Why Most Supermarket Automation Systems are Currently Rubbish!
Supermarket automation is something I had not thought about, until coronavirus lockdown.
This changed shortly after the start of lockdown when I got a job at a local supermarket.
Having been employed there for nearly four months from 1st April, through to late July, allowed me to observe how it worked.
Let’s consider a supermarket in terms of a machine.
In a supermarket, the input stage is the delivery of physical products by a delivery truck.
Once the goods, such as baked beans are delivered, then we move on to the ‘process’ stage.
The ‘process’ stage in a conventional supermarket, begins with the goods being taken off the delivery truck on wheeled metal trolleys.
The trolleys are bought into the back of the store, wrapped around with cellophane plastic.
The goods contained on each trolley, are not placed on each delivery trolley, in any logical order.
For example, a typical trolley could include beer, next to breakfast cereal, and toilet rolls.
This seemingly random loading of the delivery trolleys has two problems:
The first problem is that the delivery trolleys are large and heavy, therefore the products need to be unloaded into smaller trolleys so that the products can be taken into the ‘shop floor’.
The supermarket team leaders manually make up smaller trolleys, from the larger delivery trolleys, for staff to stock the shelves with.
This ‘making up’ smaller trolleys of goods, from the larger delivery trolleys, is inefficient in terms of staff time, and ultimately, therefore, money (wages).
Secondly, the time delay involved between unloading from the delivery truck, and getting the products onto the shop shelves, has potential food safety issues.
Some of the products that arrive on the delivery trolleys are refrigerated goods.

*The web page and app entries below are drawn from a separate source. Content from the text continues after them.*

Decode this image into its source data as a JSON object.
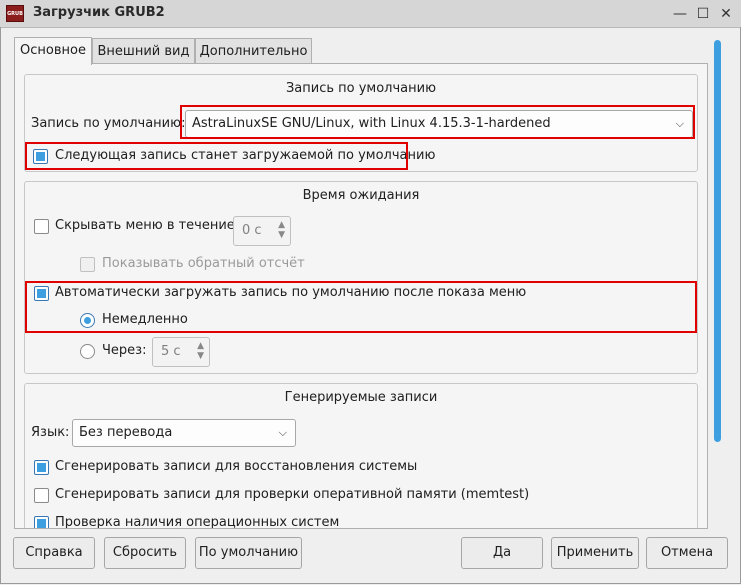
{
  "window": {
    "icon_text": "GRUB",
    "title": "Загрузчик GRUB2",
    "minimize_glyph": "—",
    "maximize_glyph": "☐",
    "close_glyph": "✕"
  },
  "tabs": [
    {
      "label": "Основное",
      "active": true
    },
    {
      "label": "Внешний вид",
      "active": false
    },
    {
      "label": "Дополнительно",
      "active": false
    }
  ],
  "default_entry": {
    "group_title": "Запись по умолчанию",
    "label": "Запись по умолчанию:",
    "combo_value": "AstraLinuxSE GNU/Linux, with Linux 4.15.3-1-hardened",
    "next_entry_checkbox": {
      "label": "Следующая запись станет загружаемой по умолчанию",
      "checked": true
    }
  },
  "timeout": {
    "group_title": "Время ожидания",
    "hide_menu": {
      "label": "Скрывать меню в течение:",
      "checked": false,
      "spin_value": "0 с"
    },
    "countdown": {
      "label": "Показывать обратный отсчёт",
      "checked": false,
      "disabled": true
    },
    "auto_boot": {
      "label": "Автоматически загружать запись по умолчанию после показа меню",
      "checked": true
    },
    "immediately": {
      "label": "Немедленно",
      "selected": true
    },
    "after": {
      "label": "Через:",
      "selected": false,
      "spin_value": "5 с"
    }
  },
  "generated": {
    "group_title": "Генерируемые записи",
    "language_label": "Язык:",
    "language_value": "Без перевода",
    "recovery": {
      "label": "Сгенерировать записи для восстановления системы",
      "checked": true
    },
    "memtest": {
      "label": "Сгенерировать записи для проверки оперативной памяти (memtest)",
      "checked": false
    },
    "os_prober": {
      "label": "Проверка наличия операционных систем",
      "checked": true
    }
  },
  "buttons": {
    "help": "Справка",
    "reset": "Сбросить",
    "defaults": "По умолчанию",
    "ok": "Да",
    "apply": "Применить",
    "cancel": "Отмена"
  },
  "icons": {
    "combo_arrow": "chevron-down-icon",
    "spin_arrows": "spin-up-down-icon"
  },
  "colors": {
    "accent": "#3d9ee0",
    "highlight": "#e00000"
  }
}
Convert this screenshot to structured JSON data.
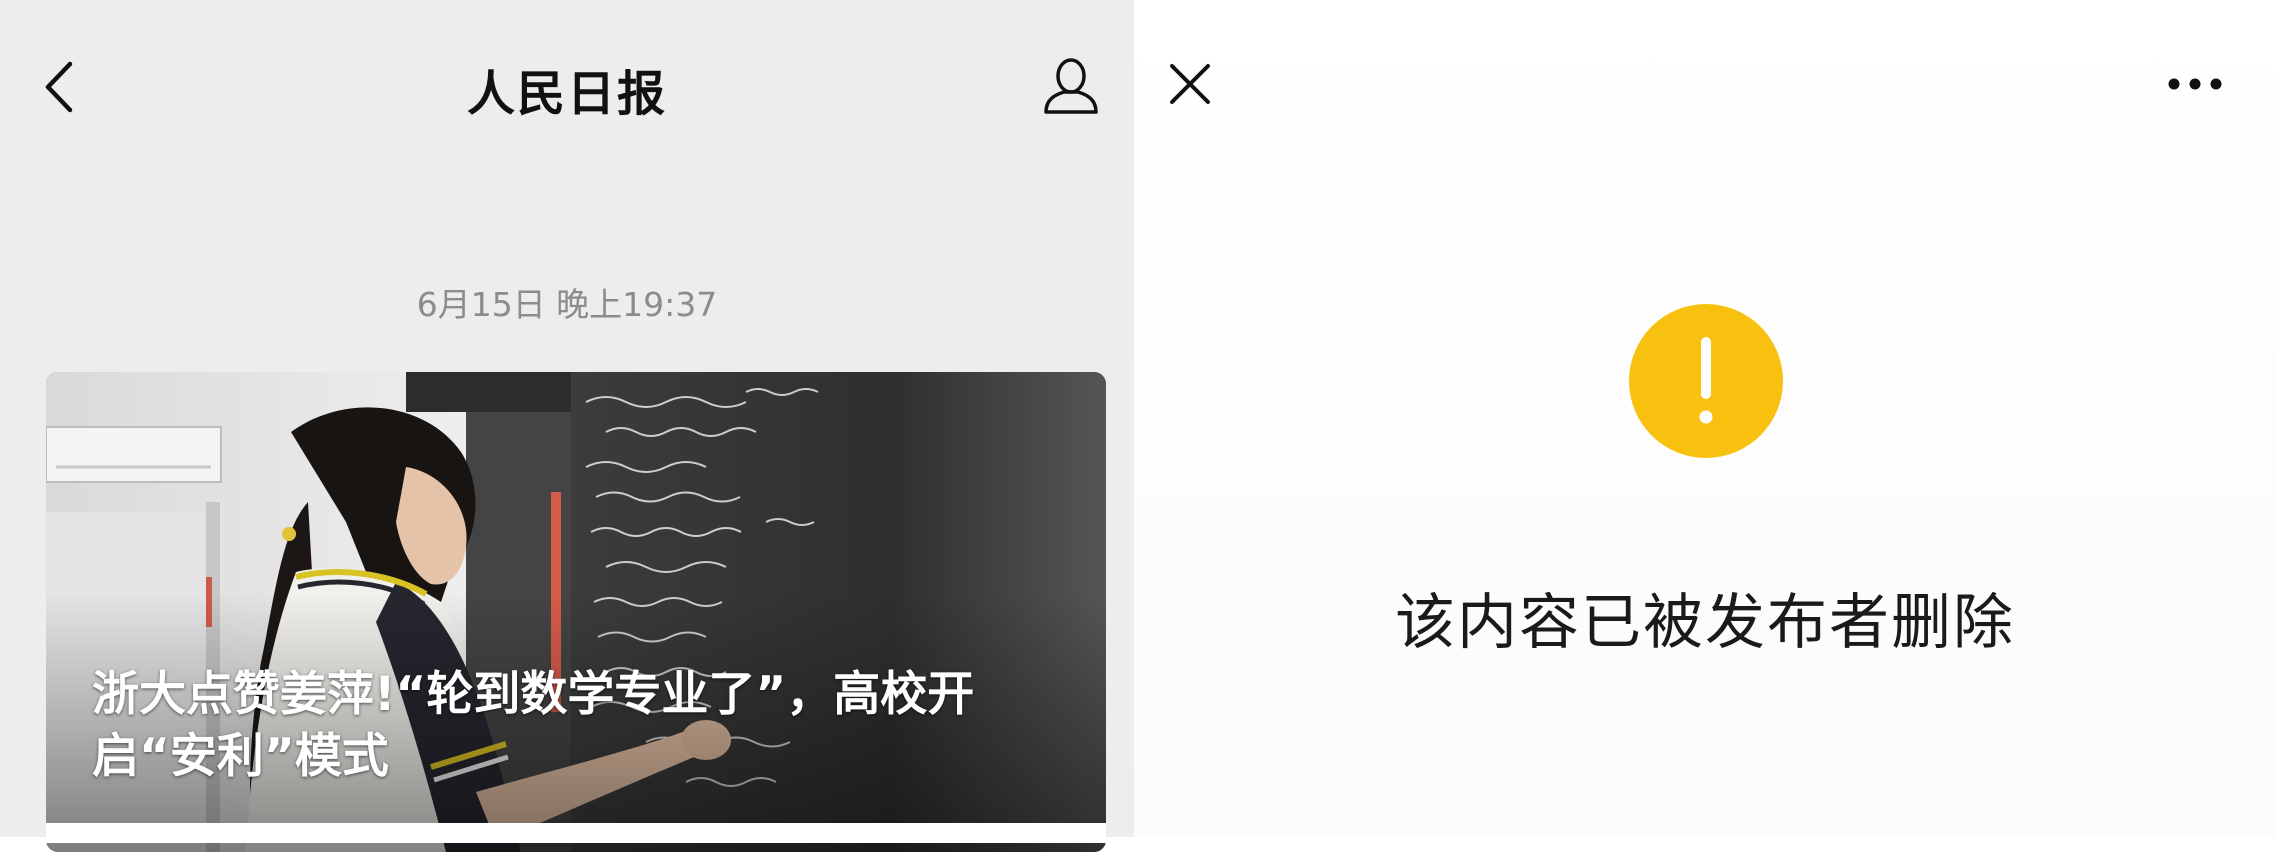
{
  "left": {
    "header": {
      "title": "人民日报",
      "back_icon": "chevron-left-icon",
      "profile_icon": "person-icon"
    },
    "timestamp": "6月15日 晚上19:37",
    "article": {
      "title": "浙大点赞姜萍!“轮到数学专业了”，高校开启“安利”模式"
    }
  },
  "right": {
    "header": {
      "close_icon": "close-icon",
      "more_icon": "more-dots-icon"
    },
    "notice": {
      "icon": "exclamation-icon",
      "icon_color": "#f9c10f",
      "message": "该内容已被发布者删除"
    }
  }
}
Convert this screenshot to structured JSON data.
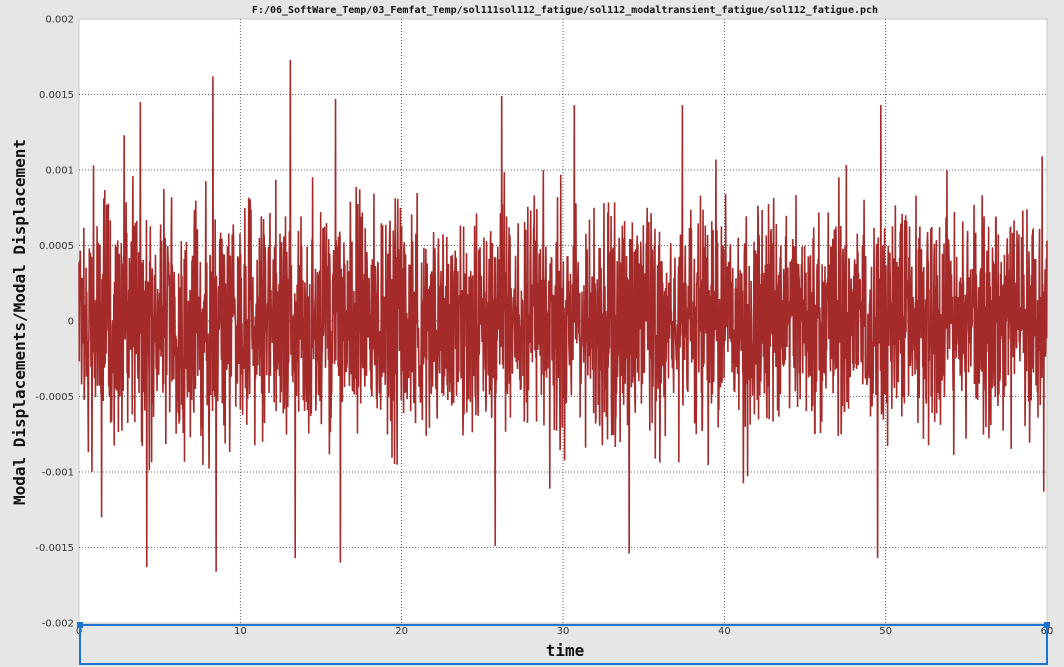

Whilst it should be stated, that the refrigerated goods are all on the same delivery trolley, there can be a delay in getting the goods into the store’s refrigerated cabinets.
More on supermarket automation, to come soon……